┌──

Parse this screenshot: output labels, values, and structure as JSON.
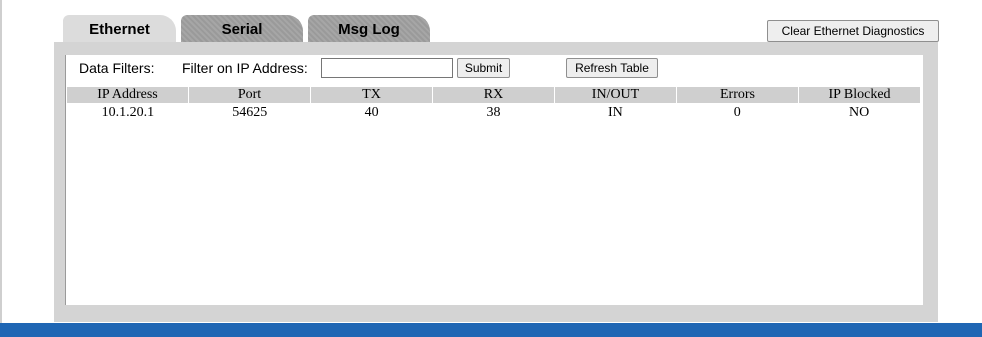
{
  "tabs": [
    {
      "label": "Ethernet",
      "active": true
    },
    {
      "label": "Serial",
      "active": false
    },
    {
      "label": "Msg Log",
      "active": false
    }
  ],
  "clear_button_label": "Clear Ethernet Diagnostics",
  "filters": {
    "label": "Data Filters:",
    "ip_filter_label": "Filter on IP Address:",
    "ip_filter_value": "",
    "submit_label": "Submit",
    "refresh_label": "Refresh Table"
  },
  "table": {
    "columns": [
      "IP Address",
      "Port",
      "TX",
      "RX",
      "IN/OUT",
      "Errors",
      "IP Blocked"
    ],
    "rows": [
      [
        "10.1.20.1",
        "54625",
        "40",
        "38",
        "IN",
        "0",
        "NO"
      ]
    ]
  },
  "colors": {
    "active_tab": "#dcdcdc",
    "inactive_tab": "#a0a0a0",
    "panel": "#d4d4d4",
    "table_header": "#cfcfcf",
    "footer_bar": "#1f66b4"
  }
}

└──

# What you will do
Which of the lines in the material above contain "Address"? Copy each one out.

# Exercise solution
    "ip_filter_label": "Filter on IP Address:",
      "IP Address",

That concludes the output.